It’s time again for the annual Waikiki Spam Jam, the world famous (and uniquely Hawaii) Kalakaua Avenue street festival that celebrates the curious cured meat and raises funds and collects donations in support of the Hawaii Foodbank in the very heart of Waikiki on Saturday, May 2.
Hawaii consumes more cans of Spam per capita than any other U.S. state, and by quite a large margin. The Spam musubi (Spam and rice, wrapped in seaweed) is a food icon here, a go-to protein and starch bomb for those on the go. You can buy one pretty much anywhere you buy gas, snacks, and other conveniences. An ever-growing event, 25-30 thousand visitors and residents are expected to attend the Waikiki Spam Jam this year. Hundreds of workers and volunteers comprise a small army of participants.
Each year, chefs from popular Oahu restaurants like Chai’s Waikiki, Atlantis Seafood &Steak, Duke’s Waikiki, Hard Rock Café, and Hula Grill create new and inventive, Spam-themed dishes for the event. A total of 17 restaurants are participating in this year’s Waikiki Spam Jam. Featured dishes will include teriyaki Spam burgers, Portuguese sausage and Spam waffles, Spam and cheese sliders, and a MacSpam Brittle ice cream pop from local creamery OnoPops.

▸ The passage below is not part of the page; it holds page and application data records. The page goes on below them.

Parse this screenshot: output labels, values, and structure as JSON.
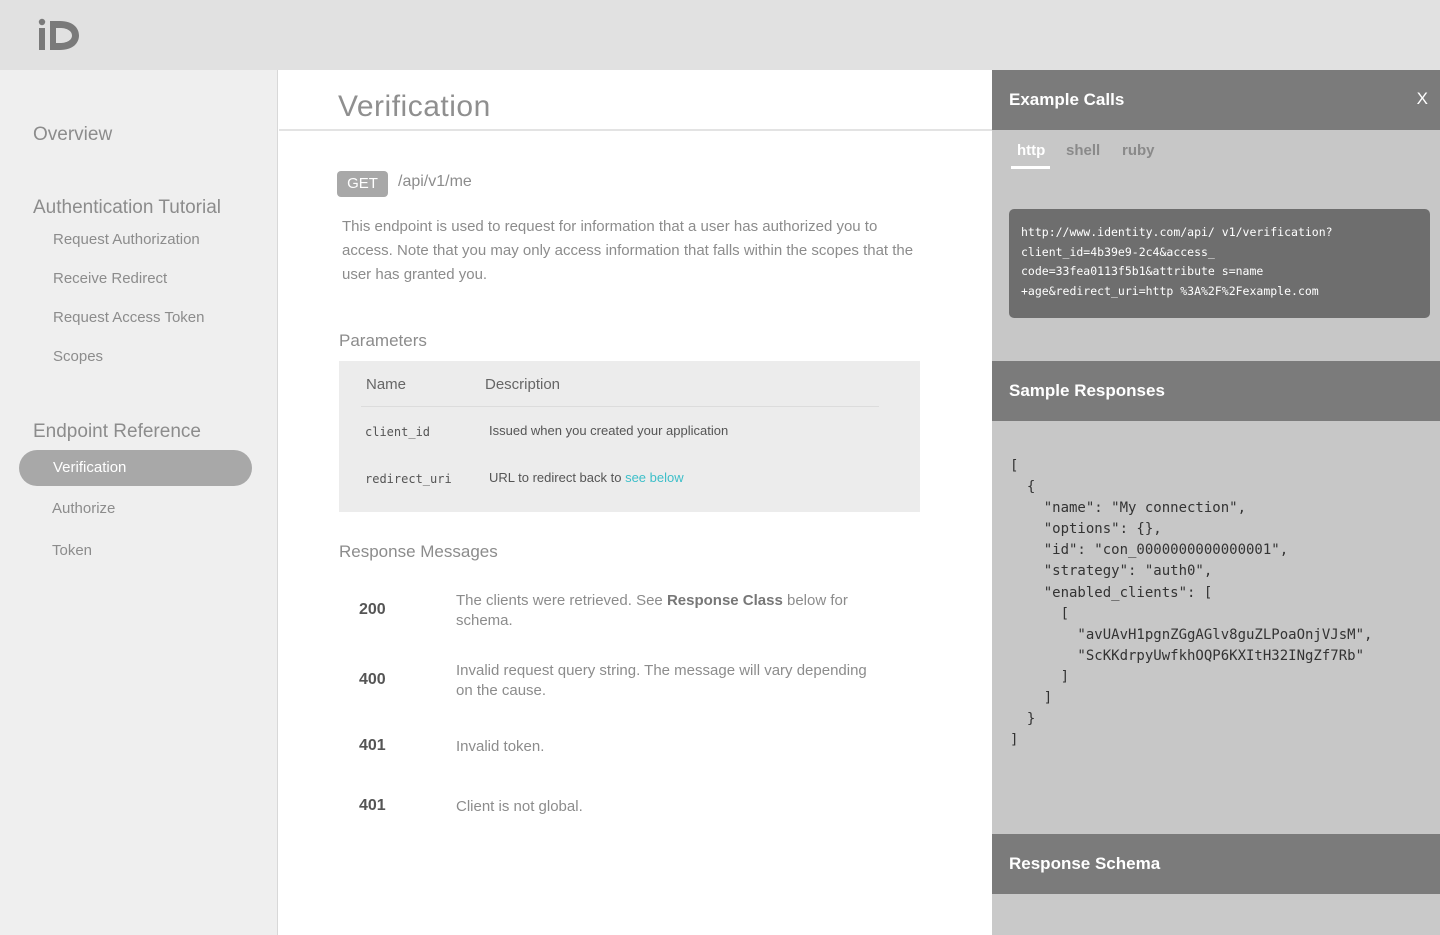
{
  "logo": {
    "text": "iD"
  },
  "sidebar": {
    "overview": "Overview",
    "auth_tutorial": {
      "heading": "Authentication Tutorial",
      "items": [
        "Request Authorization",
        "Receive Redirect",
        "Request Access Token",
        "Scopes"
      ]
    },
    "endpoint_reference": {
      "heading": "Endpoint Reference",
      "active": "Verification",
      "items": [
        "Authorize",
        "Token"
      ]
    }
  },
  "main": {
    "title": "Verification",
    "method": "GET",
    "endpoint": "/api/v1/me",
    "description": "This endpoint is used to request for information that a user has authorized you to access. Note that you may only access information that falls within the scopes that the user has granted you.",
    "parameters": {
      "heading": "Parameters",
      "columns": [
        "Name",
        "Description"
      ],
      "rows": [
        {
          "name": "client_id",
          "description": "Issued when you created your application",
          "link": ""
        },
        {
          "name": "redirect_uri",
          "description": "URL to redirect back to ",
          "link": "see below"
        }
      ]
    },
    "response_messages": {
      "heading": "Response Messages",
      "rows": [
        {
          "code": "200",
          "pre": "The clients were retrieved. See ",
          "bold": "Response Class",
          "post": " below for schema."
        },
        {
          "code": "400",
          "pre": "Invalid request query string. The message will vary depending on the cause.",
          "bold": "",
          "post": ""
        },
        {
          "code": "401",
          "pre": "Invalid token.",
          "bold": "",
          "post": ""
        },
        {
          "code": "401",
          "pre": "Client is not global.",
          "bold": "",
          "post": ""
        }
      ]
    }
  },
  "right_panel": {
    "example_calls": {
      "heading": "Example Calls",
      "close": "X",
      "tabs": [
        "http",
        "shell",
        "ruby"
      ],
      "active_tab": "http",
      "code": "http://www.identity.com/api/ v1/verification?\nclient_id=4b39e9-2c4&access_\ncode=33fea0113f5b1&attribute s=name\n+age&redirect_uri=http %3A%2F%2Fexample.com"
    },
    "sample_responses": {
      "heading": "Sample Responses",
      "json": "[\n  {\n    \"name\": \"My connection\",\n    \"options\": {},\n    \"id\": \"con_0000000000000001\",\n    \"strategy\": \"auth0\",\n    \"enabled_clients\": [\n      [\n        \"avUAvH1pgnZGgAGlv8guZLPoaOnjVJsM\",\n        \"ScKKdrpyUwfkhOQP6KXItH32INgZf7Rb\"\n      ]\n    ]\n  }\n]"
    },
    "response_schema": {
      "heading": "Response Schema"
    }
  },
  "colors": {
    "accent_link": "#3dbfc9",
    "active_nav": "#a8a8a8",
    "panel_header": "#7b7b7b"
  }
}
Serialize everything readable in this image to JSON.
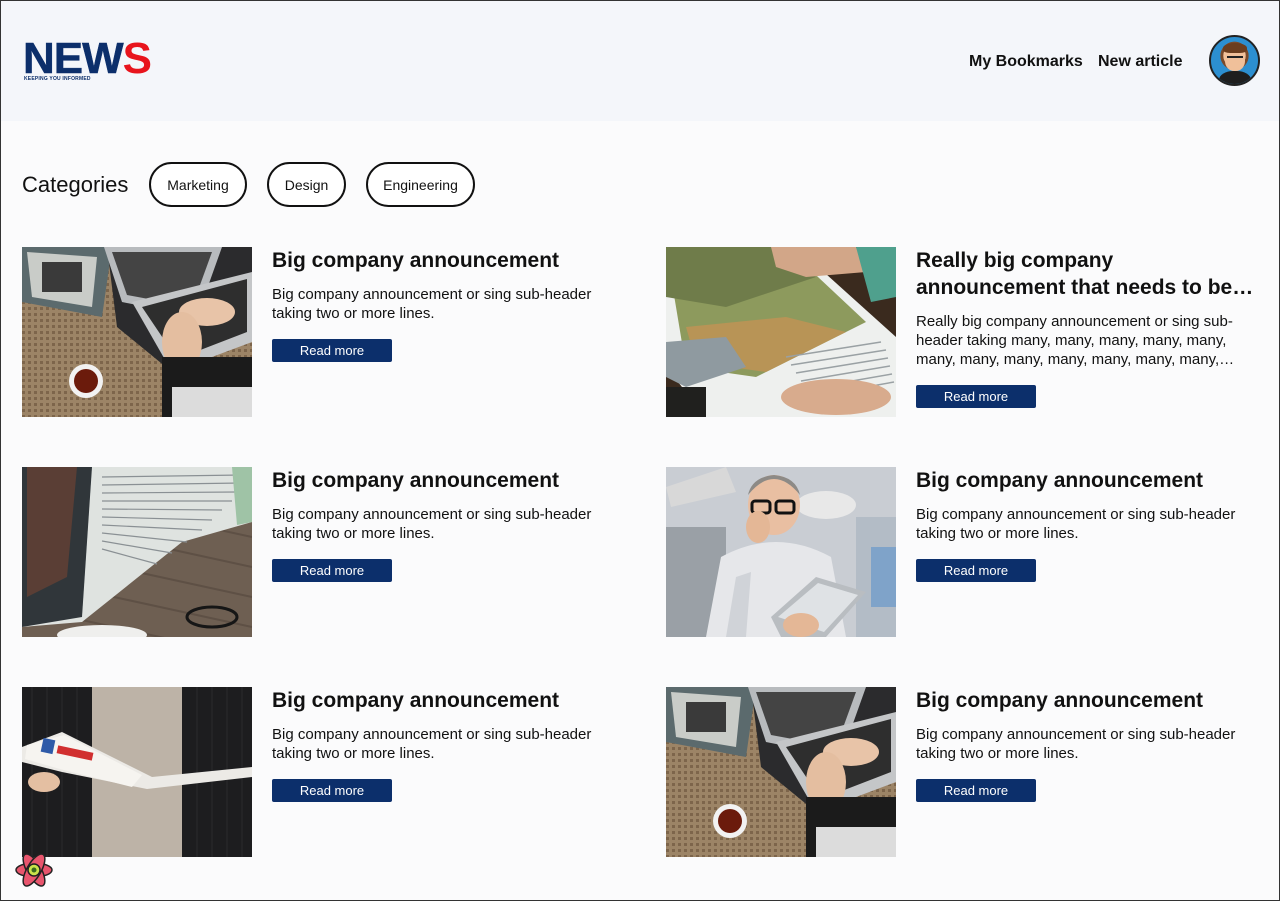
{
  "header": {
    "logo": {
      "main": "NEW",
      "accent": "S",
      "tagline": "KEEPING YOU INFORMED"
    },
    "nav": [
      {
        "label": "My Bookmarks"
      },
      {
        "label": "New article"
      }
    ],
    "avatar_icon": "user-avatar-icon"
  },
  "categories": {
    "title": "Categories",
    "chips": [
      {
        "label": "Marketing"
      },
      {
        "label": "Design"
      },
      {
        "label": "Engineering"
      }
    ]
  },
  "articles": [
    {
      "title": "Big company announcement",
      "description": "Big company announcement or sing sub-header taking two or more lines.",
      "button": "Read more",
      "image": "laptop-typing-image"
    },
    {
      "title": "Really big company announcement that needs to be…",
      "description": "Really big company announcement or sing sub-header taking many, many, many, many, many, many, many, many, many, many, many, many,…",
      "button": "Read more",
      "image": "magazine-landscape-image"
    },
    {
      "title": "Big company announcement",
      "description": "Big company announcement or sing sub-header taking two or more lines.",
      "button": "Read more",
      "image": "open-magazine-glasses-image"
    },
    {
      "title": "Big company announcement",
      "description": "Big company announcement or sing sub-header taking two or more lines.",
      "button": "Read more",
      "image": "man-with-tablet-image"
    },
    {
      "title": "Big company announcement",
      "description": "Big company announcement or sing sub-header taking two or more lines.",
      "button": "Read more",
      "image": "person-holding-magazine-image"
    },
    {
      "title": "Big company announcement",
      "description": "Big company announcement or sing sub-header taking two or more lines.",
      "button": "Read more",
      "image": "laptop-typing-image"
    }
  ],
  "colors": {
    "brand_blue": "#0c2f6b",
    "brand_red": "#e8141c",
    "header_bg": "#f4f6fa",
    "page_bg": "#fbfbfc"
  }
}
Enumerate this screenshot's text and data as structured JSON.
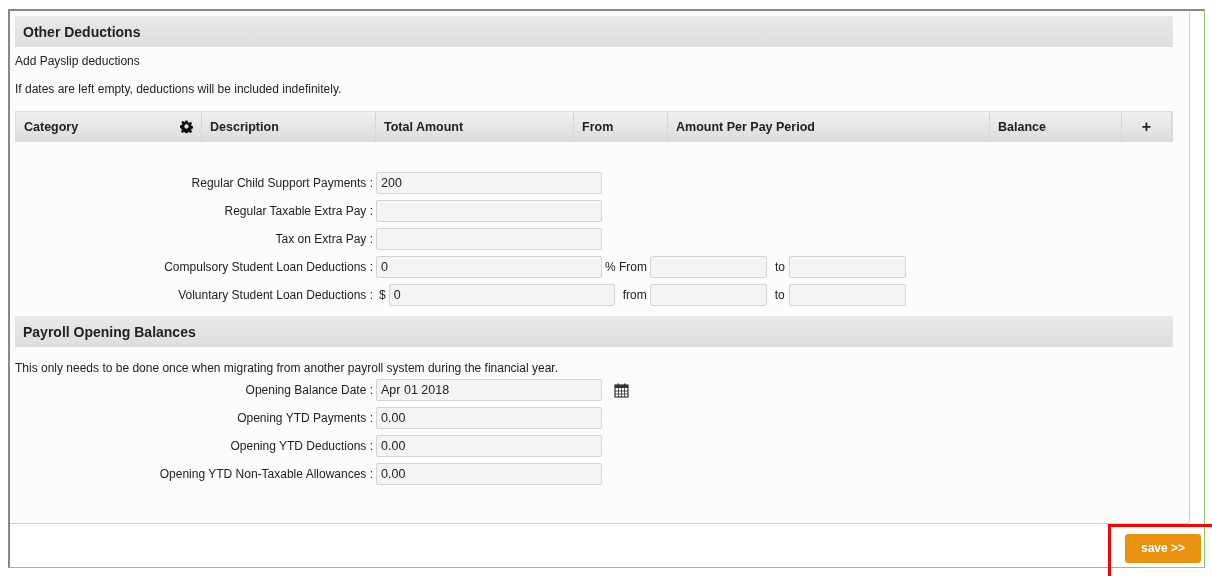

Even if you’re squeamish about the processed meat staple that is Spam, there is plenty more to enjoy at the Waikiki Spam Jam. Dozens of food tents, along with local arts and crafts, face painting and the like line the festival grounds along Kalakaua Avenue, and two musical stages will feature a variety of musical acts and hula halau. This year’s Outrigger stage (fronting the Outrigger Waikiki Hotel) will feature legendary Hawaiian singers Brother Noland and Del Beazley and Robi Kahakalau. The Royal Hawaiian Shops of Hawaii Stage will welcome the young rock outfit EMKE, as well as the Ukulele Superkids. Musical and hula performances begin at 4:30pm and continue until 9:00pm.
Every year, news media from around the world land in Waikiki to cover the Waikiki Spam Jam. The annual “spam jam” that’s held in Minnesota, where Hormel makes Spam, doesn’t generate a fraction of the interest that the Waikiki Spam Jam does. It’s a beloved annual celebration that does more than take pride in a local food favorite. It makes a significant and essential contribution to the Hawaii Foodbank, a vital service that provides much needed food to Hawaii’s most impoverished families. Attendees are encouraged to bring a can of Spam as a donation for the Hawaii Foodbank.
There are countless things that make Hawaii such a unique place in all the world, and the Waikiki Spam Jam is certainly among them.
Posted by: Jamie Winpenny